How to study in the EU after Brexit
Can you study abroad after Brexit?
As a result of the British people’s decision to leave the European Union, taken in a referendum in June 2016, a number of questions suddenly arose about the continued functioning of numerous areas of life that had until then been regulated as part of the Community.
Indeed, Brexit, which finally, after many transitions, took place in early 2021, dramatically changed the relationship between London and Brussels. Above all in the political arena, but not just – a number of solutions had to be reviewed in connection with the fact that the United Kingdom was leaving the European Union in which it had operated for several decades. As a result, for many of the country’s citizens, the conditions (educational, commercial, travel-related, etc.) in which they have lived a significant part of their lives have undergone momentous changes. Among other things, the provisions on trade and the free movement of people, including students taking courses at universities in continental Europe and EU Member States, have been revised.
Studying abroad for British students was one of the most important issues of the post-Brexit reality. After all, thousands of students from the UK were studying in Europe and thousands more were considering travelling to the continent to start or continue their studies. The key question then became: will British young people be able to study seamlessly at continental universities? What about students who have been caught off guard by Brexit while undertaking such studies? We will try to answer these and other questions in the following guide.
How many British students study in the EU?
There are obviously two sides to the Brexit coin when it comes to students, as it can be seen from both sides of the English Channel. It created a new reality for British students studying on the continent, but it was also a challenge for students from European Union countries who were studying or wanted to study in the UK. Here, however, we will only deal with the first case mentioned above.
It should be mentioned that just as British universities were popular among citizens of the continental European Union countries, European universities were also a frequent choice among British students.

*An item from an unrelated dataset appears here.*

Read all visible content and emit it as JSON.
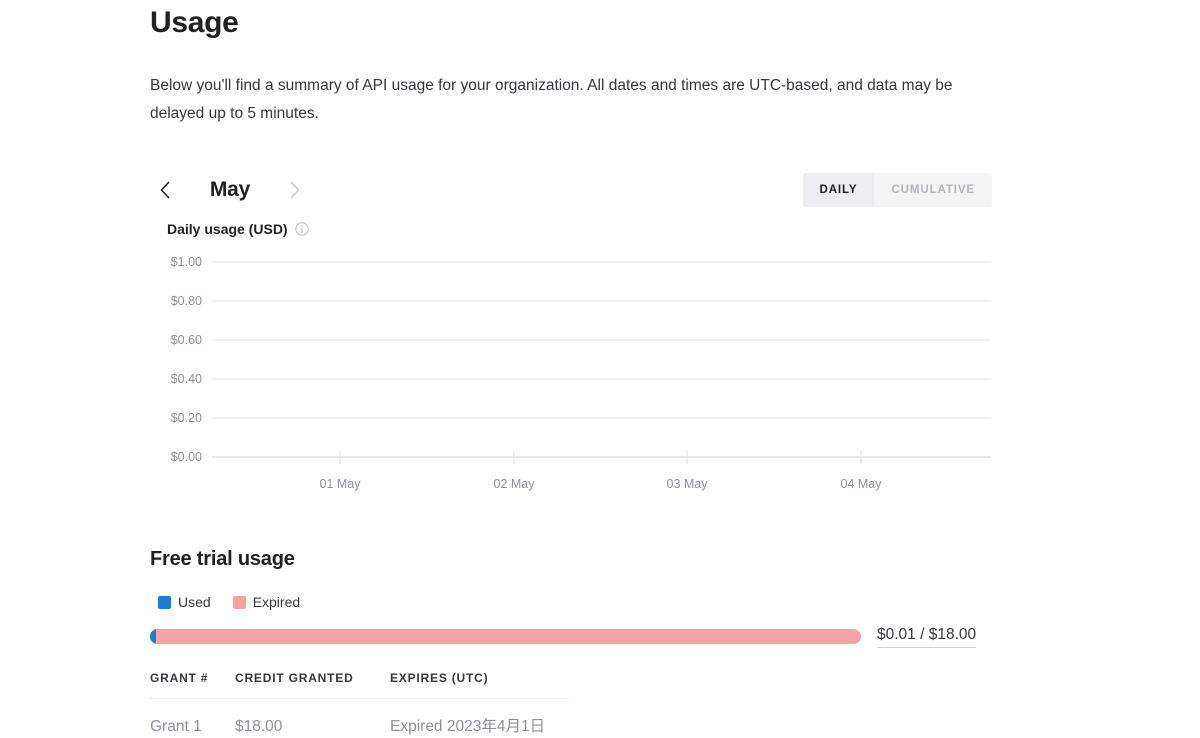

For example, let’s highlight the fact that over 200,000 British students studied in EU countries under the Erasmus programme between 1987 and 2013, and over 90,000 studied on the continent between 2014 and 2016 alone. The Erasmus programme, which allows students to gain experience and learn about new cultures and languages while studying abroad, was a great opportunity which was eagerly embraced in the United Kingdom. Will anything change in this respect? In many ways, no, but British students will have to pay particular attention to certain things. Let’s look at the details.

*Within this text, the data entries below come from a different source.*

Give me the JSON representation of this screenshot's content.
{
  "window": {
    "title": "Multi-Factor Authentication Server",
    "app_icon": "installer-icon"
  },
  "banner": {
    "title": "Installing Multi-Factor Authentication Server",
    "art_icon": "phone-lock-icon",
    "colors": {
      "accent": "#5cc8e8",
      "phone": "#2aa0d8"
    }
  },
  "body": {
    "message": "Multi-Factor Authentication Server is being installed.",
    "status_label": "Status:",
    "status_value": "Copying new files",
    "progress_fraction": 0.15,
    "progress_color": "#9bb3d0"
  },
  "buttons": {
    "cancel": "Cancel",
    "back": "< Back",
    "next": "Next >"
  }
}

Extremely important issues for British students are undoubtedly the conditions and costs of studying in Europe, which consist not only of the rules of a given university concerning admission to particular courses, but also the related fees, documents and even such issues as the costs and type of accommodation. In the case of Basecamp dormitories, it should be noted that they are located in European Union countries, including Germany and Poland.
Basecamp, which is modern student accommodation with extensive study and leisure facilities, does not itself, of course, have any restrictions on accepting UK applicants. If a student has the possibility to stay in a particular EU country and is studying at a particular university, they can rent a flat in Basecamp without any problem.
Studying in the EU for UK citizens
The issues of accommodation and study are inextricably linked. As for the latter, it should be noted that students who have studied as part of the Erasmus programme are simply continuing their studies and are not subject to any Brexit restrictions. Those who lawfully resided and studied in an EU country before 1 January 2021 have the same opportunity to study (and pay the same tuition fees) as students of Community member states.
On the other hand, students who are just planning to study on the continent (after 1 January 2021) must expect to apply for residency in the country. In addition, you should remember to have the necessary travel insurance (including, above all, health insurance) for the duration of your studies in an EU country. You should get these while you are still in the UK and make sure that they cover you for anything you might need insurance for.
In general, each case should be analysed individually with the help of government guides, which are available online. All additional information for those studying or intending to study at universities in EU countries can be found at https://www.gov.uk/guidance/study-in-the-european-union.
It should be borne in mind that due to the COVID-19 pandemic, students going to study abroad or returning from the continent may be required to take additional safety and health measures. You can also find information about this on the above website.
In conclusion, Brexit will cause some problems for UK students wishing to study at universities in European Union countries, but it will certainly not seriously limit opportunities to study on the continent. With the necessary information and formalities in place, it is easy to enrol in courses at a particular university in an EU country.
While many levels of cooperation between Brussels and London are bound to change, in the end, the European Union and the United Kingdom are destined to cooperate in one way or another. It will certainly continue in the field of student exchange – there is no doubt about that.